- Hou Wang temple, Atherton, Queensland. During 2000 - 2002 Atherton Chinatown was the focus of a conservation and interpretation project funded by the Queensland Heritage Trails Network after serious progressive deterioration. The recently rebuilt rare Hou Wang Miau temple is located in its original area, which continues to undergo regular digs, turning up artefacts from the Chinese occupation in the 1800s. The temple is built of typical north Queensland materials—timber and corrugated iron—but with a pagoda roof. The Atherton Chinatown museum and Hou Wang Temple is managed by the National Trust of Queensland.
Packing case for incense sticks. Image courtesy of Golden Threads Project.
In 2006, the Museum of Chinese Australian History Inc received $3200 for a preservation survey of its collection of more than over 2000 artefacts relating to the experiences of Chinese immigrants to Australia, particularly since the mid-nineteenth century onwards. It includes letters, manuscripts, photographs, title deeds, clothing, furniture, ceremonial and medicinal objects. Established in 1985, the Museum documents, preserves, collects, researches, and displays the history and culture of Australians of Chinese descent.
- Melbourne's Chinatown
- Sydney's Chinatown
- Draft master plan for Brisbane's Chinatown redevelopment
- Atherton Chinatown
- Hou Wang Temple, Atherton, Queensland
- Croydon's Chinese Temple Site, Queensland
- Sze Yup Kwan Ti Temple, Glebe, Sydney
- Yiu Ming Temple, Alexandria, Sydney
History and heritage
- Chinese Heritage of Australian Federation Project
- History of Chinese Immigration in Western Australia - Chung Wah Association
- The Tung Wah Times: A window into Chinese community history
- History of the Chinese in Australia - Museum of Chinese Australian History
- Golden Threads: The Chinese in regional NSW, 1850 to 1950
- Chinese - eGold, electronic encyclopedia of gold in Australia
- Tracking the dragon: A guide for finding and assessing Chinese Australian heritage places , Australian Heritage Commission, 2002.
Museums and heritage centres
- Golden Dragon Museum, Bendigo
- Museum of Chinese Australian History, Melbourne

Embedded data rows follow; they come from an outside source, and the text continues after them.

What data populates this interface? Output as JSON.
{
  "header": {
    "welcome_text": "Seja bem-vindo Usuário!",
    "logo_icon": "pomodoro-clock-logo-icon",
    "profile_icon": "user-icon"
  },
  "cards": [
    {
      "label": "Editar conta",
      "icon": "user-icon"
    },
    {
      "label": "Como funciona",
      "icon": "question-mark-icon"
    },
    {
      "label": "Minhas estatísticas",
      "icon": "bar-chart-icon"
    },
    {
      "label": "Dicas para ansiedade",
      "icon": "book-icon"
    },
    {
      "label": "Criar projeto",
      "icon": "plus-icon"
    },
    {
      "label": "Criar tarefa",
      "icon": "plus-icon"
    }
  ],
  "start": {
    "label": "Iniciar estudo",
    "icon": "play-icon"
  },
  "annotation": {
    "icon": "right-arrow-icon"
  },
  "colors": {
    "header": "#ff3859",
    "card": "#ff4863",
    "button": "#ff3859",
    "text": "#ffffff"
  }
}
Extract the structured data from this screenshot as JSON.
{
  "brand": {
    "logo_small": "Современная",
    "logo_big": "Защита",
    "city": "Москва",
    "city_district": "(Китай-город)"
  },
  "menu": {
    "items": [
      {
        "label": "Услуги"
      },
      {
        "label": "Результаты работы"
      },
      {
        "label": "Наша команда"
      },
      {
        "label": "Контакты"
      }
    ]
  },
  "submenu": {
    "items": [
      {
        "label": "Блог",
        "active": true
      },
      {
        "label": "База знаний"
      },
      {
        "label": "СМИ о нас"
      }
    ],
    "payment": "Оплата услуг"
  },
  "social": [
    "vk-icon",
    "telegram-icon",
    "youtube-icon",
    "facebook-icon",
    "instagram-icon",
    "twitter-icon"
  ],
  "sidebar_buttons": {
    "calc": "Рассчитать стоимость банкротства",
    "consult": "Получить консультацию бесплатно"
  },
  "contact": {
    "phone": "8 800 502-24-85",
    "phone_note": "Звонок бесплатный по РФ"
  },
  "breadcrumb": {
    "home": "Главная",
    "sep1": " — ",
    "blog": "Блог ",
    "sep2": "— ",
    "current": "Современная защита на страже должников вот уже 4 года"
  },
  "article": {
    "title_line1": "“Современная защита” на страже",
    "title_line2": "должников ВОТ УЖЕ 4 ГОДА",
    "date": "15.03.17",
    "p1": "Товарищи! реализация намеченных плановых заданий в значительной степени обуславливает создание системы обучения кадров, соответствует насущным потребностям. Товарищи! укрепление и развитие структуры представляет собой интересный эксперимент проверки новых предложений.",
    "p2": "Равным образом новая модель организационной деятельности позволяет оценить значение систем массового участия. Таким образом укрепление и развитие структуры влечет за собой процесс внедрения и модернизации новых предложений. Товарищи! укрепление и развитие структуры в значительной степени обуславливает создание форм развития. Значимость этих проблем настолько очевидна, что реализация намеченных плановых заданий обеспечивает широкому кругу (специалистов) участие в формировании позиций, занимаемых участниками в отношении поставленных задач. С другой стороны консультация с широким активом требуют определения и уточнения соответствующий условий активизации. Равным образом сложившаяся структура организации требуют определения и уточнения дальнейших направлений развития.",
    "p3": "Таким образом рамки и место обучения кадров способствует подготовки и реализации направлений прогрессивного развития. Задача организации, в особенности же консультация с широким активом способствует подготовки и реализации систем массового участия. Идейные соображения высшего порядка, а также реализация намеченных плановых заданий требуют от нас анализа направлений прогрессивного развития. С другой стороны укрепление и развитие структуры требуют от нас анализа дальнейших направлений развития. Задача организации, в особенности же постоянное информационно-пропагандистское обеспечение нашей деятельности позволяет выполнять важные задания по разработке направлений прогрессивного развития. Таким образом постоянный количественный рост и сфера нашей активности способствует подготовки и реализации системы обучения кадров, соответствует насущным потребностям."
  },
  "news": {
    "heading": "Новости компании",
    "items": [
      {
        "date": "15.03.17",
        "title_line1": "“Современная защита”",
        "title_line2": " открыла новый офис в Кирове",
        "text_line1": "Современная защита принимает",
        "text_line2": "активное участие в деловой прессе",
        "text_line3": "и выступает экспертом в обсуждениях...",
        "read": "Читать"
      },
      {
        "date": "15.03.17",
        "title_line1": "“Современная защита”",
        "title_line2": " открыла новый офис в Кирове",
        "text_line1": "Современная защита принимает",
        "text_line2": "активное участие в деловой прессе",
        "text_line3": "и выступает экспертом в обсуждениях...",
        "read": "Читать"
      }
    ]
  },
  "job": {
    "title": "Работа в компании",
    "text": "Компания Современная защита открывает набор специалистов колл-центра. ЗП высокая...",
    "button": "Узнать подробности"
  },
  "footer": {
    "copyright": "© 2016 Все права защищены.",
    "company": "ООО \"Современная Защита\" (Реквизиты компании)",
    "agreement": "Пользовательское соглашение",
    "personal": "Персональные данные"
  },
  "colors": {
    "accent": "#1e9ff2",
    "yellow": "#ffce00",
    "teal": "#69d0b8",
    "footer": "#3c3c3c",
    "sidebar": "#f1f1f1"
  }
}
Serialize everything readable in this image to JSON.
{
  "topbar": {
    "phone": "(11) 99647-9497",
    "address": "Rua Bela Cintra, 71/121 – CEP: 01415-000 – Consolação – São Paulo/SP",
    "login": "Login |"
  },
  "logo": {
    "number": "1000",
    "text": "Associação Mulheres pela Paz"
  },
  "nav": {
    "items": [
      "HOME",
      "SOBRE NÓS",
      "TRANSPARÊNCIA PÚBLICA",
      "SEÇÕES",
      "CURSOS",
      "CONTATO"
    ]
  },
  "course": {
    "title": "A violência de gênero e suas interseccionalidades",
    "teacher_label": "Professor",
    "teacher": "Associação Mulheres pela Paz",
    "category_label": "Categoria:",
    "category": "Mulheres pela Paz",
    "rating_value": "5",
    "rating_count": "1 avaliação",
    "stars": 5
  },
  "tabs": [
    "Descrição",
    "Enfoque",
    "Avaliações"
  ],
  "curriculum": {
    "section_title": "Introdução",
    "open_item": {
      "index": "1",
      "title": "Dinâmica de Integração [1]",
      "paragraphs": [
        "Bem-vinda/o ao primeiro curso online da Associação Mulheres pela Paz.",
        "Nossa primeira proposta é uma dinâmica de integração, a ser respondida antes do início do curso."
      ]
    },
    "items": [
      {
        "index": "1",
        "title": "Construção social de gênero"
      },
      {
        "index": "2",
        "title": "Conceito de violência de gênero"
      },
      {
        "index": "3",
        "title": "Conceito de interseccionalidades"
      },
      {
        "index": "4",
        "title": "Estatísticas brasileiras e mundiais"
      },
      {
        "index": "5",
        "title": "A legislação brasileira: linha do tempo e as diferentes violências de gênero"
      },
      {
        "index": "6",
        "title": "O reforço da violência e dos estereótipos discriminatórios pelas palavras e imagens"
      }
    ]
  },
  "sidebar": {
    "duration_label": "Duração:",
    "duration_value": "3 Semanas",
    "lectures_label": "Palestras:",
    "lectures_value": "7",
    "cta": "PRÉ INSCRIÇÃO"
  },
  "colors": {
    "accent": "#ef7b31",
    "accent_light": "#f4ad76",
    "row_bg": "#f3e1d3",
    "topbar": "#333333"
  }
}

- Gum San Chinese Heritage Centre, Ararat
- Sovereign Hill Chinese Camp, Ballarat
Associations and networks
- Chinese Heritage Interest Network
- Chinese Australian Historical Society, Inc., Sydney
- Chinese Heritage Association of Australia Inc., Sydney
- Chung Wah Society, Darwin
- Chung Wah Association, Perth
- Chinese-Australian Historical Images in Australia
- Chinese-Australian heritage trail - Picture Australia
- A Chinese Reformer at the Birth of a Nation: Liang Qichao and the Chinese Heritage of Australian Federation - online exhibition
- Exhibitions notes for education programs - Museum of Chinese Australian History
- Harvest of Endurance scroll - Collection interactives, National Museum of Australia
Last updated: 13th February 2009